Dataset entries

--------

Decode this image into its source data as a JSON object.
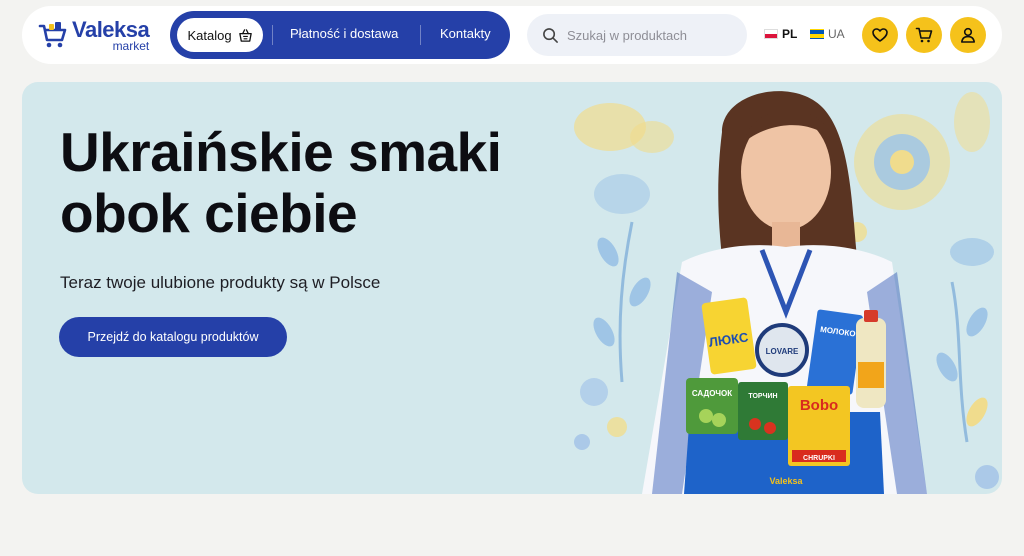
{
  "brand": {
    "name": "Valeksa",
    "sub": "market",
    "bag_text": "Valeksa"
  },
  "nav": {
    "catalog_label": "Katalog",
    "links": [
      "Płatność i dostawa",
      "Kontakty"
    ]
  },
  "search": {
    "placeholder": "Szukaj w produktach",
    "value": ""
  },
  "languages": [
    {
      "code": "PL",
      "active": true
    },
    {
      "code": "UA",
      "active": false
    }
  ],
  "header_icons": [
    "heart-icon",
    "cart-icon",
    "user-icon"
  ],
  "hero": {
    "title_line1": "Ukraińskie smaki",
    "title_line2": "obok ciebie",
    "subtitle": "Teraz twoje ulubione produkty są w Polsce",
    "cta_label": "Przejdź do katalogu produktów",
    "product_labels": [
      "ЛЮКС",
      "LOVARE",
      "МОЛОКО",
      "САДОЧОК",
      "ТОРЧИН",
      "Bobo",
      "CHRUPKI"
    ]
  },
  "colors": {
    "brand_blue": "#2540a8",
    "accent_yellow": "#f5c21b",
    "hero_bg": "#d3e8ec",
    "page_bg": "#f3f3f1"
  }
}
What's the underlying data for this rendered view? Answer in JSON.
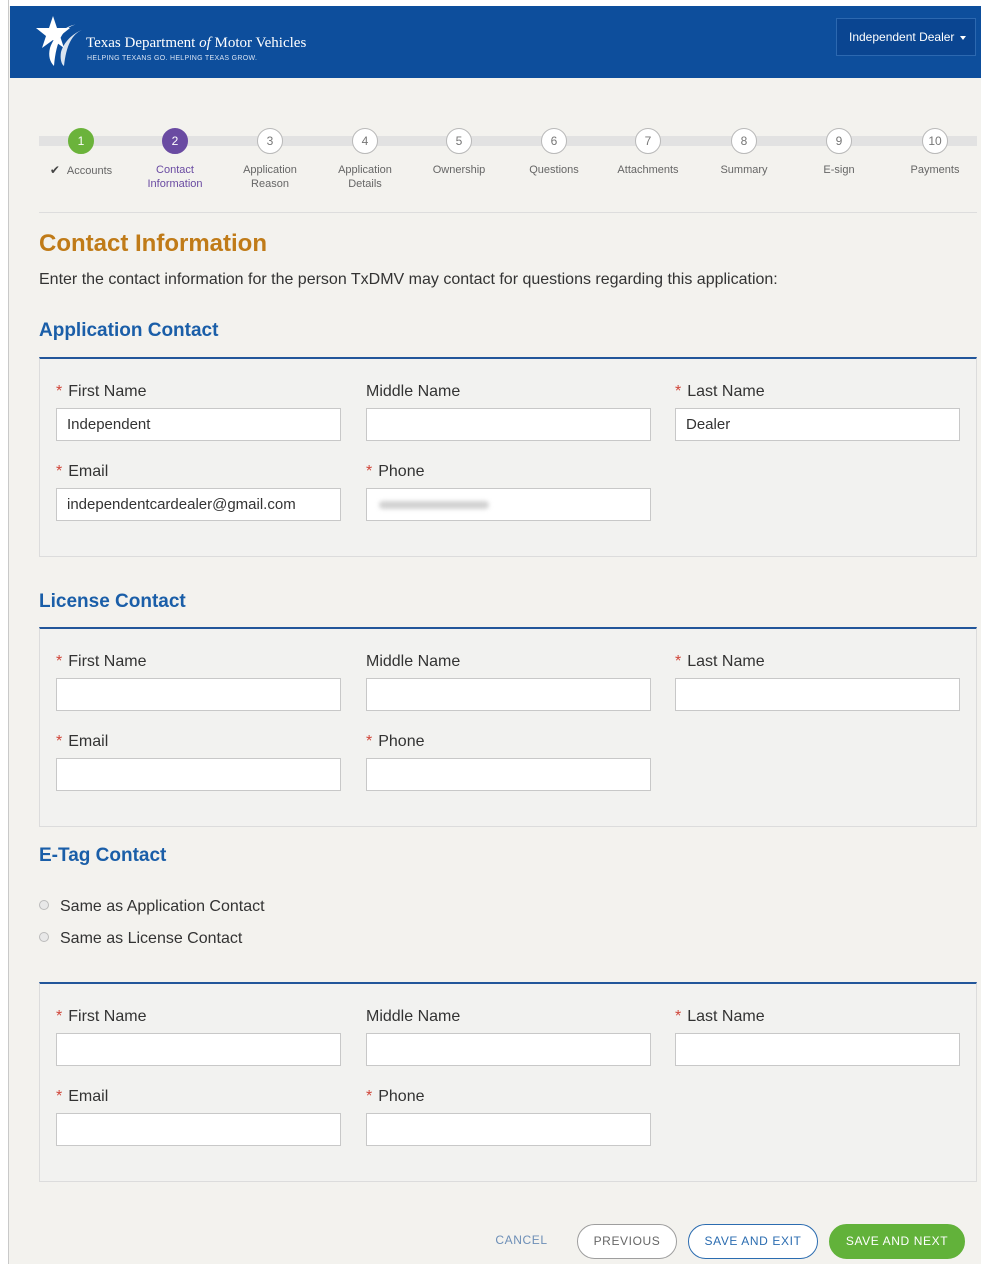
{
  "header": {
    "title_pre": "Texas Department ",
    "title_of": "of",
    "title_post": " Motor Vehicles",
    "tagline": "HELPING TEXANS GO. HELPING TEXAS GROW.",
    "user_menu": "Independent Dealer",
    "logo_icon": "texas-star-logo-icon",
    "brand_color": "#0d4e9c"
  },
  "steps": [
    {
      "num": "1",
      "label": "Accounts",
      "state": "done"
    },
    {
      "num": "2",
      "label": "Contact Information",
      "state": "active"
    },
    {
      "num": "3",
      "label": "Application Reason",
      "state": "todo"
    },
    {
      "num": "4",
      "label": "Application Details",
      "state": "todo"
    },
    {
      "num": "5",
      "label": "Ownership",
      "state": "todo"
    },
    {
      "num": "6",
      "label": "Questions",
      "state": "todo"
    },
    {
      "num": "7",
      "label": "Attachments",
      "state": "todo"
    },
    {
      "num": "8",
      "label": "Summary",
      "state": "todo"
    },
    {
      "num": "9",
      "label": "E-sign",
      "state": "todo"
    },
    {
      "num": "10",
      "label": "Payments",
      "state": "todo"
    }
  ],
  "page": {
    "title": "Contact Information",
    "intro": "Enter the contact information for the person TxDMV may contact for questions regarding this application:"
  },
  "fields": {
    "first_name": "First Name",
    "middle_name": "Middle Name",
    "last_name": "Last Name",
    "email": "Email",
    "phone": "Phone",
    "required_mark": "*"
  },
  "application_contact": {
    "title": "Application Contact",
    "first_name": "Independent",
    "middle_name": "",
    "last_name": "Dealer",
    "email": "independentcardealer@gmail.com",
    "phone": ""
  },
  "license_contact": {
    "title": "License Contact",
    "first_name": "",
    "middle_name": "",
    "last_name": "",
    "email": "",
    "phone": ""
  },
  "etag_contact": {
    "title": "E-Tag Contact",
    "option_application": "Same as Application Contact",
    "option_license": "Same as License Contact",
    "first_name": "",
    "middle_name": "",
    "last_name": "",
    "email": "",
    "phone": ""
  },
  "actions": {
    "cancel": "CANCEL",
    "previous": "PREVIOUS",
    "save_exit": "SAVE AND EXIT",
    "save_next": "SAVE AND NEXT"
  },
  "colors": {
    "step_done": "#6bb33b",
    "step_active": "#6a4ba2",
    "title": "#c07b18",
    "section": "#1a5ea8",
    "required": "#d0463a"
  }
}
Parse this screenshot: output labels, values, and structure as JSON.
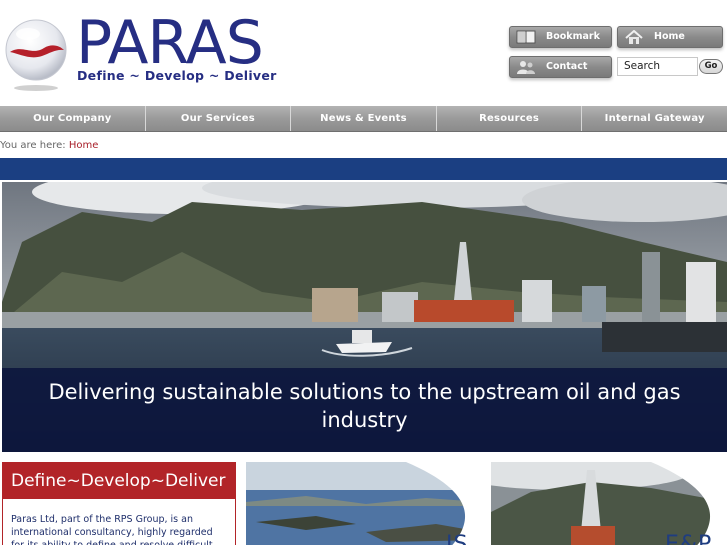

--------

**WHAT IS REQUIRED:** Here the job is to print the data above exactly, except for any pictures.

**OUTPUT OF THE TASK:**
Decode this image into its source data as a JSON object.
{
  "brand": {
    "name": "Valeksa",
    "sub": "market",
    "bag_text": "Valeksa"
  },
  "nav": {
    "catalog_label": "Katalog",
    "links": [
      "Płatność i dostawa",
      "Kontakty"
    ]
  },
  "search": {
    "placeholder": "Szukaj w produktach",
    "value": ""
  },
  "languages": [
    {
      "code": "PL",
      "active": true
    },
    {
      "code": "UA",
      "active": false
    }
  ],
  "header_icons": [
    "heart-icon",
    "cart-icon",
    "user-icon"
  ],
  "hero": {
    "title_line1": "Ukraińskie smaki",
    "title_line2": "obok ciebie",
    "subtitle": "Teraz twoje ulubione produkty są w Polsce",
    "cta_label": "Przejdź do katalogu produktów",
    "product_labels": [
      "ЛЮКС",
      "LOVARE",
      "МОЛОКО",
      "САДОЧОК",
      "ТОРЧИН",
      "Bobo",
      "CHRUPKI"
    ]
  },
  "colors": {
    "brand_blue": "#2540a8",
    "accent_yellow": "#f5c21b",
    "hero_bg": "#d3e8ec",
    "page_bg": "#f3f3f1"
  }
}
What's the underlying data for this rendered view? Answer in JSON.
{
  "header": {
    "title_pre": "Texas Department ",
    "title_of": "of",
    "title_post": " Motor Vehicles",
    "tagline": "HELPING TEXANS GO. HELPING TEXAS GROW.",
    "user_menu": "Independent Dealer",
    "logo_icon": "texas-star-logo-icon",
    "brand_color": "#0d4e9c"
  },
  "steps": [
    {
      "num": "1",
      "label": "Accounts",
      "state": "done"
    },
    {
      "num": "2",
      "label": "Contact Information",
      "state": "active"
    },
    {
      "num": "3",
      "label": "Application Reason",
      "state": "todo"
    },
    {
      "num": "4",
      "label": "Application Details",
      "state": "todo"
    },
    {
      "num": "5",
      "label": "Ownership",
      "state": "todo"
    },
    {
      "num": "6",
      "label": "Questions",
      "state": "todo"
    },
    {
      "num": "7",
      "label": "Attachments",
      "state": "todo"
    },
    {
      "num": "8",
      "label": "Summary",
      "state": "todo"
    },
    {
      "num": "9",
      "label": "E-sign",
      "state": "todo"
    },
    {
      "num": "10",
      "label": "Payments",
      "state": "todo"
    }
  ],
  "page": {
    "title": "Contact Information",
    "intro": "Enter the contact information for the person TxDMV may contact for questions regarding this application:"
  },
  "fields": {
    "first_name": "First Name",
    "middle_name": "Middle Name",
    "last_name": "Last Name",
    "email": "Email",
    "phone": "Phone",
    "required_mark": "*"
  },
  "application_contact": {
    "title": "Application Contact",
    "first_name": "Independent",
    "middle_name": "",
    "last_name": "Dealer",
    "email": "independentcardealer@gmail.com",
    "phone": ""
  },
  "license_contact": {
    "title": "License Contact",
    "first_name": "",
    "middle_name": "",
    "last_name": "",
    "email": "",
    "phone": ""
  },
  "etag_contact": {
    "title": "E-Tag Contact",
    "option_application": "Same as Application Contact",
    "option_license": "Same as License Contact",
    "first_name": "",
    "middle_name": "",
    "last_name": "",
    "email": "",
    "phone": ""
  },
  "actions": {
    "cancel": "CANCEL",
    "previous": "PREVIOUS",
    "save_exit": "SAVE AND EXIT",
    "save_next": "SAVE AND NEXT"
  },
  "colors": {
    "step_done": "#6bb33b",
    "step_active": "#6a4ba2",
    "title": "#c07b18",
    "section": "#1a5ea8",
    "required": "#d0463a"
  }
}
Parse this screenshot: output labels, values, and structure as JSON.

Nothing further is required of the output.